▶ **To do**:
Find the lines of the records in which the word "label" appears and report how many there are, as a number alone.

▶ **Provided entries**:

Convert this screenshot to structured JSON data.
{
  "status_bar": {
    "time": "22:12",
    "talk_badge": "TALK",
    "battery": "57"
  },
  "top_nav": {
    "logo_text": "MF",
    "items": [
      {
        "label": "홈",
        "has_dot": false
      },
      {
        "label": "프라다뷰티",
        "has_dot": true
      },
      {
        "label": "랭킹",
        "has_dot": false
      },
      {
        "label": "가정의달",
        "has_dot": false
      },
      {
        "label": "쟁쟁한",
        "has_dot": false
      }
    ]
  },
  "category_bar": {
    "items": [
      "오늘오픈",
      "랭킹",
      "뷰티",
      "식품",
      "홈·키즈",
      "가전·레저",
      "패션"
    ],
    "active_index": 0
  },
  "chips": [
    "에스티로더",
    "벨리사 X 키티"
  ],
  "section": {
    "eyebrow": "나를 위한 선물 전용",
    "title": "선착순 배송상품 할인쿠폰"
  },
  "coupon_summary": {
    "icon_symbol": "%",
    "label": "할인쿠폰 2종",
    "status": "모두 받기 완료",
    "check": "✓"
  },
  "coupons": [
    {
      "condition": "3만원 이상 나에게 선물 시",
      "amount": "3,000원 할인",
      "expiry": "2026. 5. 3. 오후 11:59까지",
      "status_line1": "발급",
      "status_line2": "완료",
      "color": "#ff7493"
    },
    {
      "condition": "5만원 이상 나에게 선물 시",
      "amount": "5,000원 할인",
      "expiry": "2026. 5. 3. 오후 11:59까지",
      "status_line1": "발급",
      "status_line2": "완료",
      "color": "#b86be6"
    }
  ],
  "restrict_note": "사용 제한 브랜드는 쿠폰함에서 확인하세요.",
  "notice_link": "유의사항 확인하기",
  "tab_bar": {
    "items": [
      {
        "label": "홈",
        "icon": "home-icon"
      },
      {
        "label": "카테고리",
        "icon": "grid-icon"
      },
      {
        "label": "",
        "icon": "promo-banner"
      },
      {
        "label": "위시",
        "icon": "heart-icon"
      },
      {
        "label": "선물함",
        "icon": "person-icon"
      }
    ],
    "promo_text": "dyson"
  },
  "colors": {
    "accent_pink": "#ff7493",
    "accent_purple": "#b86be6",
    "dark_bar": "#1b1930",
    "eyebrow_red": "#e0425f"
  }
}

▶ **Response to this task**:
11